The Super Eagles of Nigeria currently top the group of death in the race to qualify for the World Cup in Russia. Nigeria's win against the Desert Foxes of Algeria came with a display that was nostalgic and rekindled old faith in the abilities of the national team.
There is a certain swagger of this current crop. An innate understanding of the game and an ability to read it. This ability to play the game beyond brute and physical tenacity is largely demonstrated in this current side of players.
The super eagles is at the youngest I have ever seen, mixed with experienced heads who occupy important leading and playing positions in the team. Large numbers of this youthful side had the chance to experience or be exposed to proper Football development under the best coaches and facilities that could be available to them.
Of the first eleven in the game against Algeria, eight of the players had a form of professional development before they turned 18 outside Nigeria. Of those eight players, two were above the age of 25. You cannot teach old dogs new tricks, and while I'm not condemning coaching levels in the country, we certainly are not moving towards the idea of philosophies and winning games on the drawing board as quick as our European counterparts.
|In The Starting Eleven Against Algeria, Eight Players Had Received Professional Development Outside Nigeria Before They Turned 18.|
The journey to the pinnacle of football in Europe is a tedious one for Africans. Only few make it at an early stage or are lucky to stumble into the elite teams. Work permit regulations have seen top talents stray out to lower divisions of low ranked football leagues. When effort and determination finally see these players get to play football at the best levels, the national team does not get to benefit with "real age" coming to knock on all doors.
Rome was not built in a day and the Super Eagles, NFF willing, would get there. For now, a certain style of poaching can work for us. Most European nations have had and still have African players turning out for them. No harm if we get some back in a different scenario.
And what possible place would be better than Chelsea's Stamford Bridge or precisely Cobham Training Centre to get this talent?
|Chelsea- Super Eagles' Possible Breeding Nest|
Home to current players Victor Moses, Mikel Obi and ex, Kenneth Omeruo, Chelsea's training ground is sheltering some of the finest Nigerian talents in England.
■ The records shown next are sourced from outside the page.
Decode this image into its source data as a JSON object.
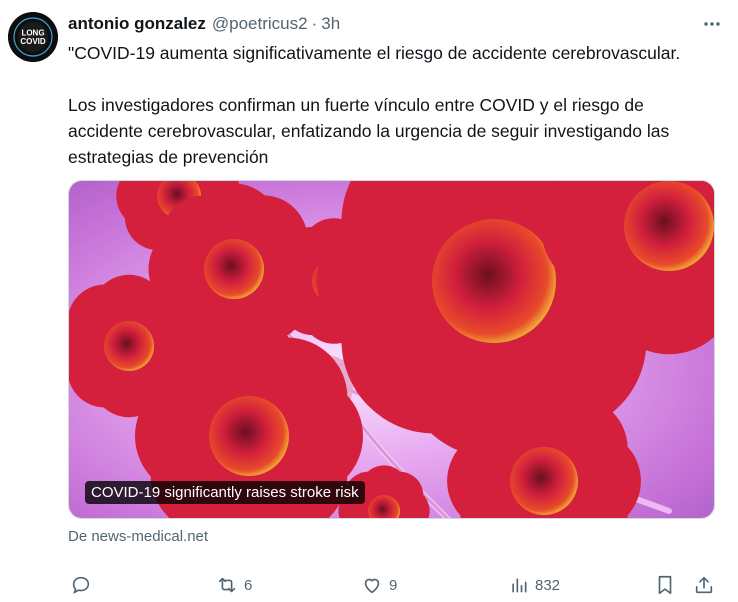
{
  "author": {
    "name": "antonio gonzalez",
    "handle": "@poetricus2",
    "separator": "·",
    "time": "3h",
    "avatar_text": [
      "LONG",
      "COVID"
    ]
  },
  "tweet_text": "\"COVID-19 aumenta significativamente el riesgo de accidente cerebrovascular.\n\nLos investigadores confirman un fuerte vínculo entre COVID y el riesgo de accidente cerebrovascular, enfatizando la urgencia de seguir investigando las estrategias de prevención",
  "media": {
    "caption": "COVID-19 significantly raises stroke risk"
  },
  "link_source": "De news-medical.net",
  "actions": {
    "reply_count": "",
    "retweet_count": "6",
    "like_count": "9",
    "views_count": "832"
  },
  "icons": {
    "more": "more-horizontal-icon",
    "reply": "reply-icon",
    "retweet": "retweet-icon",
    "like": "heart-icon",
    "views": "views-chart-icon",
    "bookmark": "bookmark-icon",
    "share": "share-icon"
  },
  "colors": {
    "text_primary": "#0f1419",
    "text_secondary": "#536471",
    "image_bg": "#d98ce8",
    "virus_red": "#c8203a",
    "virus_yellow": "#f2d23a"
  }
}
Typically, not known for player development like Arsenal and Man Utd, the Blues hold five possible future Eagles- Fikayo Tomori, Ike Ugbo, Dominic Solanke, Ola Aina, Tammy Abraham- in her care.
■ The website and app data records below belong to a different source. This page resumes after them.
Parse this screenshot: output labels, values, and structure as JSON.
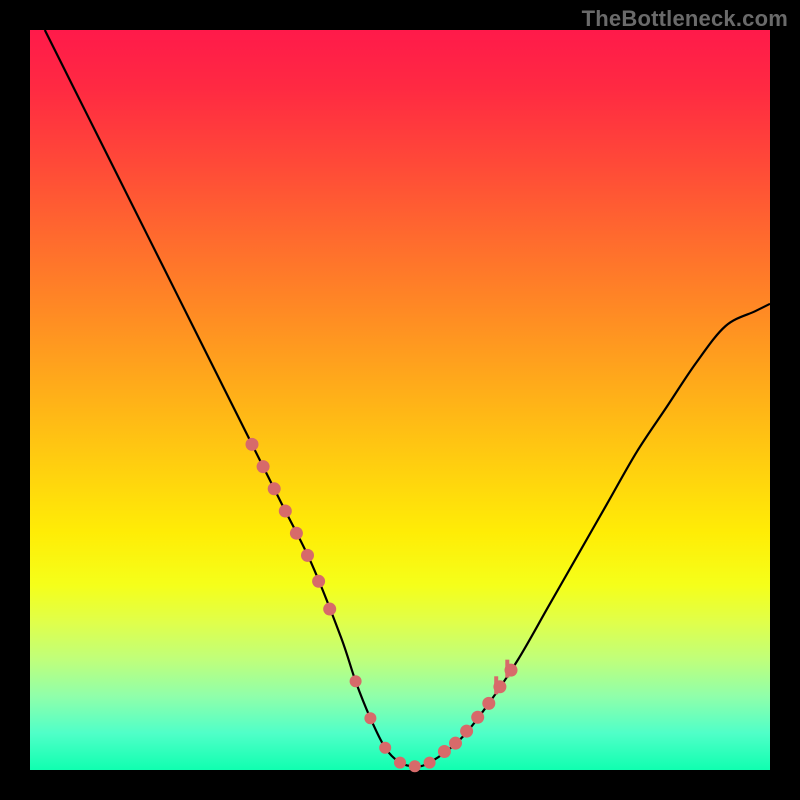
{
  "watermark": "TheBottleneck.com",
  "chart_data": {
    "type": "line",
    "title": "",
    "xlabel": "",
    "ylabel": "",
    "xlim": [
      0,
      100
    ],
    "ylim": [
      0,
      100
    ],
    "grid": false,
    "legend": false,
    "series": [
      {
        "name": "bottleneck-curve",
        "x": [
          2,
          6,
          10,
          14,
          18,
          22,
          26,
          30,
          34,
          38,
          42,
          44,
          46,
          48,
          50,
          52,
          54,
          58,
          62,
          66,
          70,
          74,
          78,
          82,
          86,
          90,
          94,
          98,
          100
        ],
        "y": [
          100,
          92,
          84,
          76,
          68,
          60,
          52,
          44,
          36,
          28,
          18,
          12,
          7,
          3,
          1,
          0.5,
          1,
          4,
          9,
          15,
          22,
          29,
          36,
          43,
          49,
          55,
          60,
          62,
          63
        ]
      }
    ],
    "markers": {
      "left_cluster_x": [
        30,
        31.5,
        33,
        34.5,
        36,
        37.5,
        39,
        40.5
      ],
      "bottom_cluster_x": [
        44,
        46,
        48,
        50,
        52,
        54
      ],
      "right_cluster_x": [
        56,
        57.5,
        59,
        60.5,
        62,
        63.5,
        65
      ],
      "right_bars_x": [
        63,
        64.5
      ]
    },
    "colors": {
      "curve": "#000000",
      "marker": "#d76a6a",
      "gradient_top": "#ff1a4a",
      "gradient_bottom": "#10ffb0"
    }
  }
}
These players are by no means honorable mentions but players making waves at whatever level of football they have found themselves in. All five players are F.A Youth Cup and UEFA Youth League winners with Ola Aina the only one with an U-21 Premier League trophy.
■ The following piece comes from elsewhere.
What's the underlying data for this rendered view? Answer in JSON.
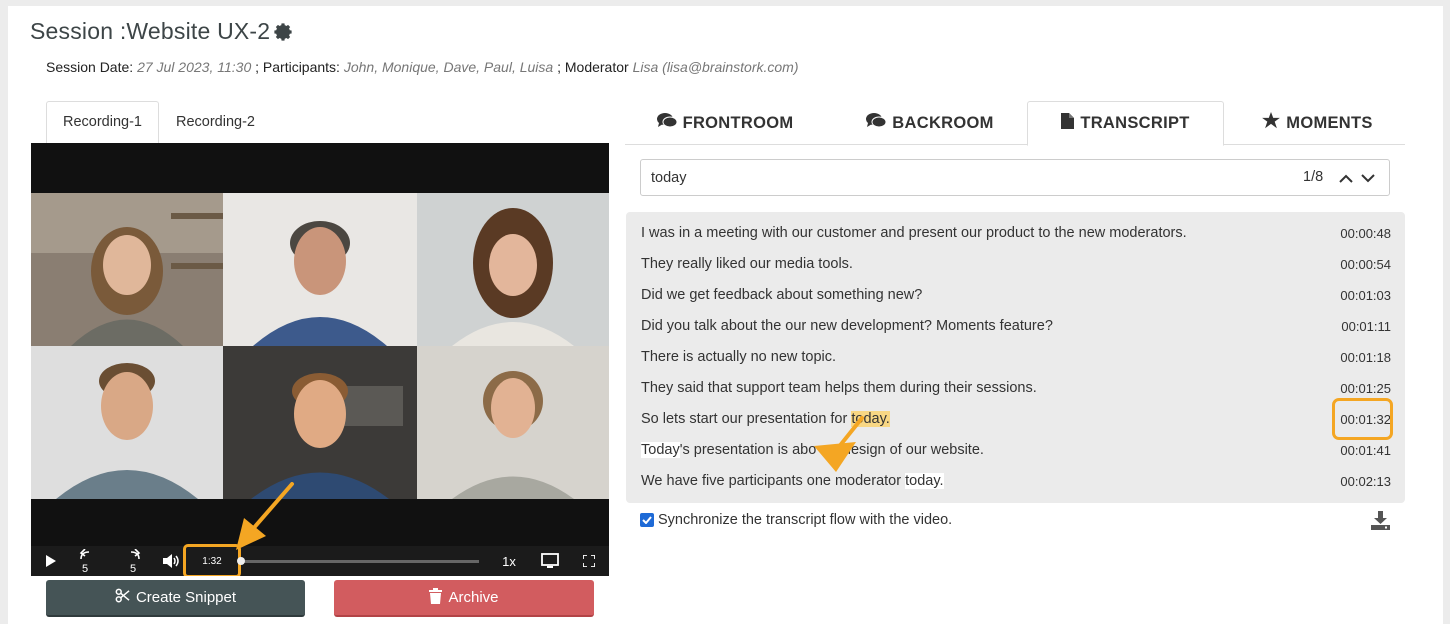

|Oluwafikayomi Oluwadamilola "Fikayo" Tomori, 18|
|Kevin Oghenetega Tamaraebi Bakumo-Abraham, 19.|
|Ike Ugbo, 18|
|Dominic Ayodele "Dom" Solanke-Mitchell, 19|
|Temitayo Olufisayo Olaoluwa Aina, 20|
Capturing these players is no easy feat, the hardest of the lot would Dominic Solanke who has consistently seen himself play at all levels of the Three Lions except the senior team with burgeoning displays that suggest he might find himself there someday.
While the rest are not short of talent and promise, a lot of English players who turned out at youth levels for England did not get to be capped at senior level or found themselves out of the squad as quick as they got in. Why should they be good for Nigeria if not suitable for England? As best as we claim the Super Eagles to be, we are ranked 60th in the world.
Of course there are certain drawbacks to this and criticisms in large quarters. Right now no one is complaining about the inclusion of foreign-trained players because it is paying dividends, so is the hush tone regarding the appointment of Rohr than Salisu Yusuf as technical adviser.
Poaching these players to help sustain a conveyor belt that goes from the youth level to division 2 in Sweden is necessary and indeed helpful. Not only does it ensure sustainability, it increases competition among players in Europe who at times get too comfortable after finding themselves earning a currency different than the Naira.
The road to national identity and football development is a long one; one which is a journey rather than a destination. If picking the right people at this junction means a smoother and easier ride, of what use would it be if we keeps our doors shut?